A method for calculating the potential breakeven live value was created and applied to the maximum value for each carcass type. A yield percentage of 62 was used for a Holstein carcass and a yield percentage of 63.5 for steer and heifer carcasses. The drop value per CWT is taken from the Daily By-Product Drop Value report. A fixed value of $125 per carcass is used as an estimate of the harvest and fabrication cost.

Once data for the current week is run through the optimization process, the optimized data is passed to a data view page for the web site. Users accessing the page select a live weight category, sex/breed, quality grade and yield grade. The system returns the maximum live value, maximum and minimum carcass value, and the value of each subprimal of the fabrication points that were selected as the maximum and minimum points along with the total fat, lean, bone, 50s trim and 70s trim associated with these fabrication points.

Table 1. USDA Reports Data Source


Web Address 

National Weekly Boxed Beef Cutout and Boxed Beef Cuts 

National Weekly Boxed Beef Cuts for Branded Product 

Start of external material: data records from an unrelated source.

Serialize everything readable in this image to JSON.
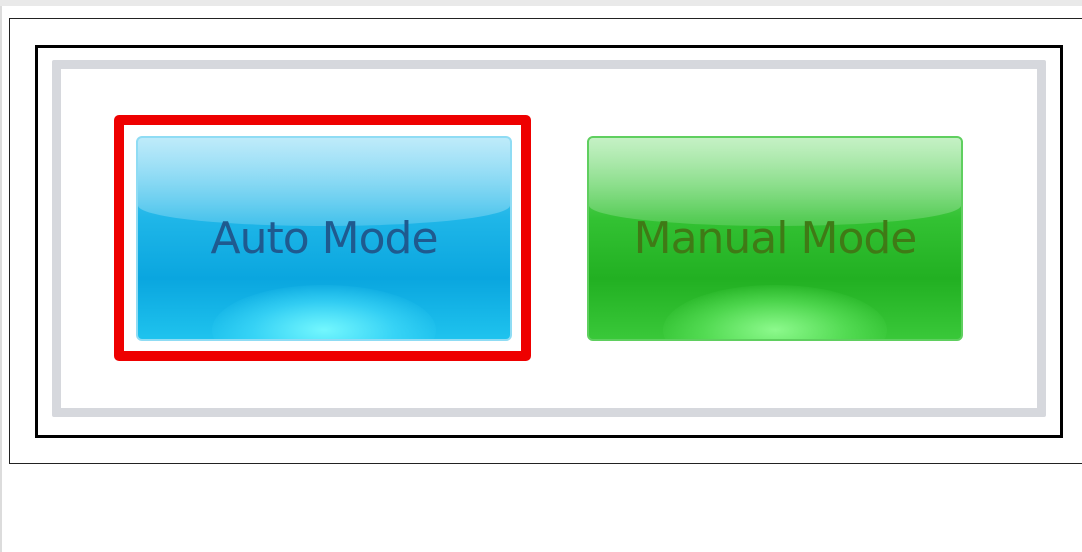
{
  "mode_panel": {
    "auto_button": {
      "label": "Auto Mode",
      "selected": true,
      "color": "#0aa6df",
      "text_color": "#1f5a8f"
    },
    "manual_button": {
      "label": "Manual Mode",
      "selected": false,
      "color": "#22b022",
      "text_color": "#3f7a16"
    },
    "selection_highlight_color": "#ee0000"
  }
}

National Weekly Boxed Beef Cuts for Ungraded Product 

Daily By-Product Drop Value